The following poem was written by a man named Rumi. He is famous, and you may have heard of him. But for Westerners, he may be relatively unknown. He was born in the year 1207, in a place that is now called Afghanistan.
I, as a new grandfather, contemplating the birth of my first grandchild, was deeply moved by the poem, titled "Watch a One-Year-Old," as translated by Rumi scholar, Coleman Barks, in his recent book, The Soul of Rumi: A New Collection of Ecstatic Poems (Harper-Collins Publishers, Inc., 2001).
Anger rises when you're proud
of yourself. Humble that. Use
the contempt of others, and your
own self-regarding, to change, like
the cloud in folklore that became
three snake shapes. Or if you like
the dog-barking lion wrath, enjoy
the hurt longer. Watch a one-year-
old, how it walks, the slow wisdom

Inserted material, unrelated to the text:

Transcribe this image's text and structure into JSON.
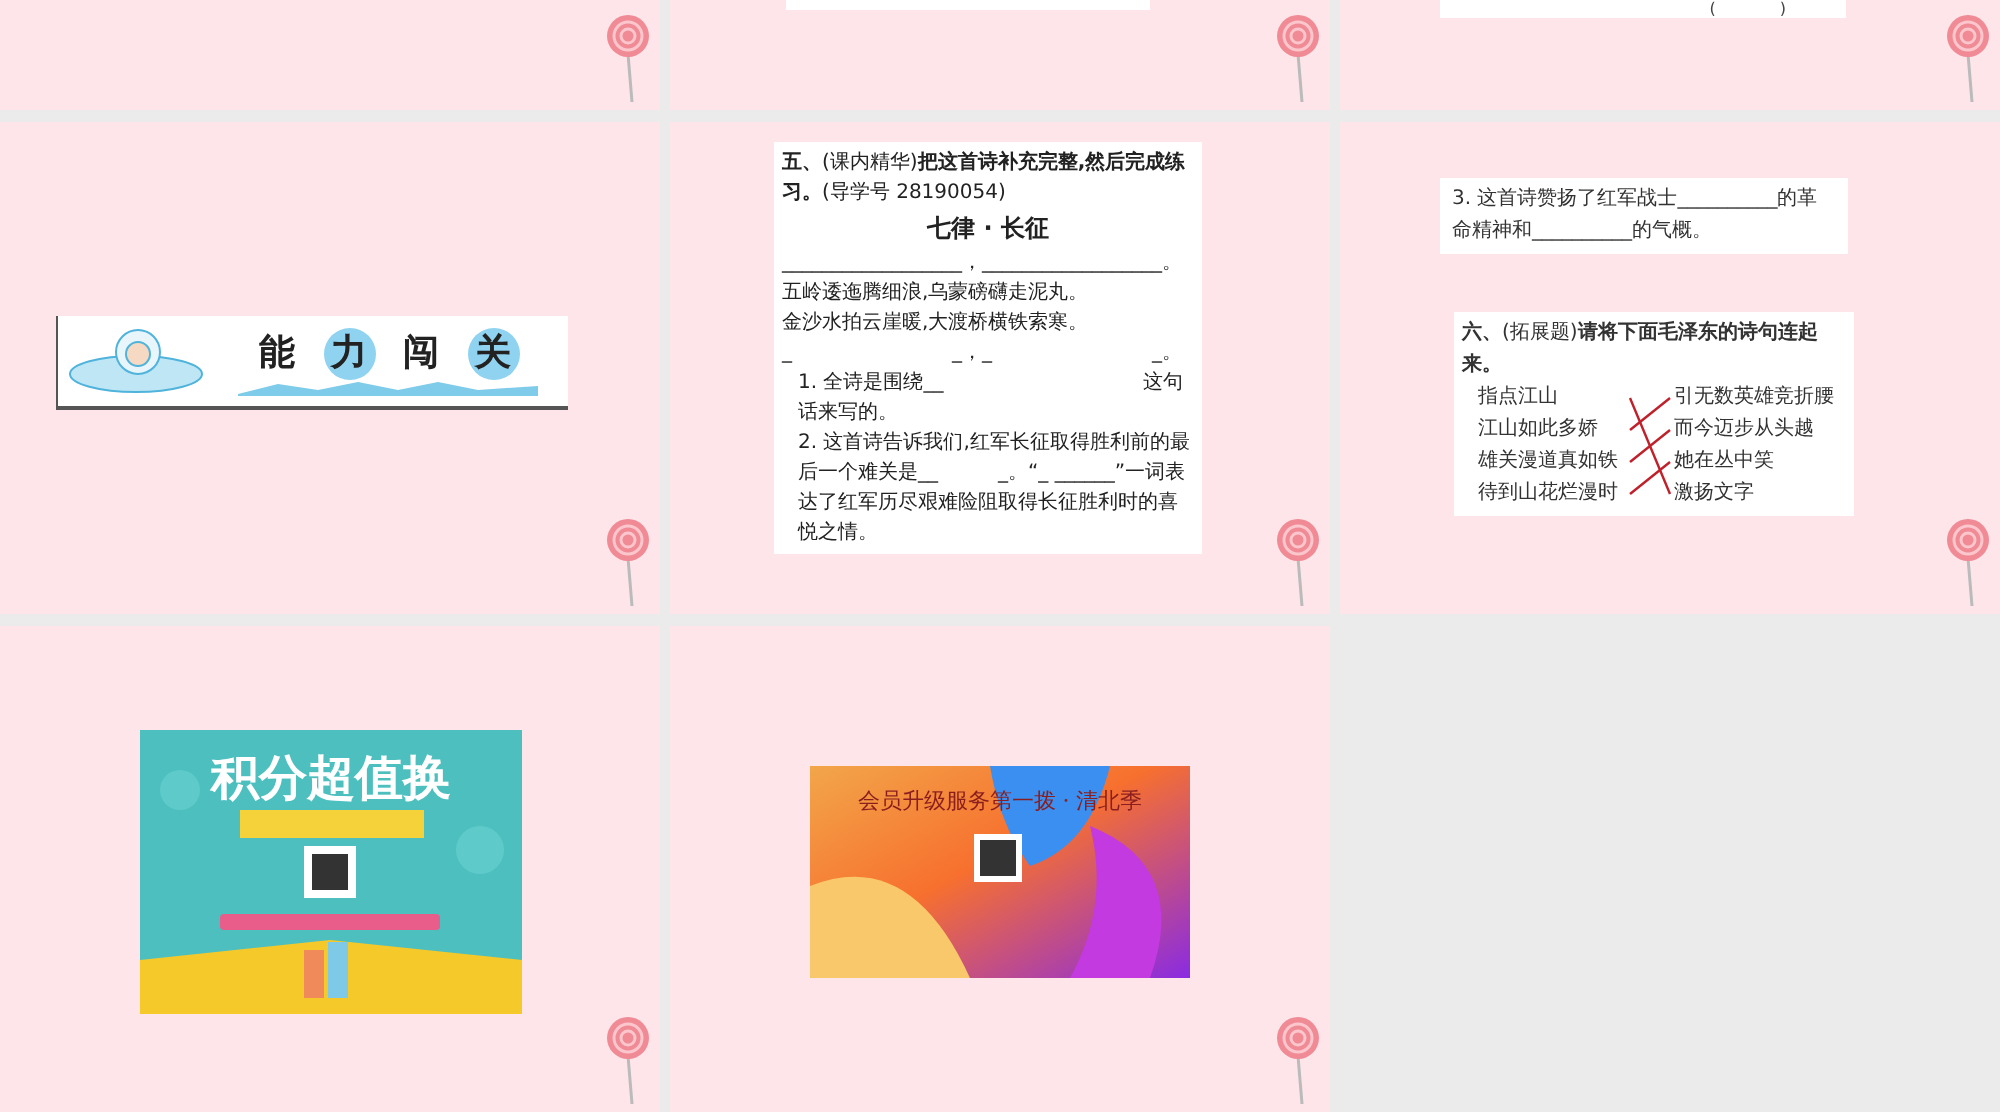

there. Sometimes a sweet taste
makes you sour and mean. Listen
to the voice that says, It was for
you I created the universe. Then
kill and be killed in love. You've
been two dogs dozing long enough!
What does it mean? Some background first. Here are Coleman Bark's opening remarks about Rumi:
"The thirteenth century in the Near East was a time of tremendous political turmoil and war: The Christian military expeditions called crusades continued to set out from the European west across the Anatolian peninsula, and from the east the inexorable Mongol armies rode down from the Asian steppes.
"It was also a time of brilliant mystical awareness, when the lives of three of the world's great lovers of God's presence in humanity, and in existence itself, overlapped: Francis of Assisi (c. 1182-1226) at the beginning of the century, Meister Eckhart (c. 1260-1328) at the end, and Jelaluddin Rumi (1207-73) at the center. They were all magnificently surrendered souls, and wonderful creators with language.
"Rumi was born near the city of Balkh, in what is now Afghanistan, then the eastern edge of the Persian empire, on September 30, 1207. He was the descendant of a long line of Islamic jurists, theologians, and mystics." [Coleman Barks
While the title may seem to suggest that the poem is about the significance of how a one-year-old acts, its meaning is about something profoundly transcendent to that. The one-year-old reference is brilliant, but it is there as a way of illustrating and communicating a deeper meaning. But, as I mentioned above, a grandchild has come into our lives, and the genius of the child's joy-filled innocent certainty casts a spell upon me.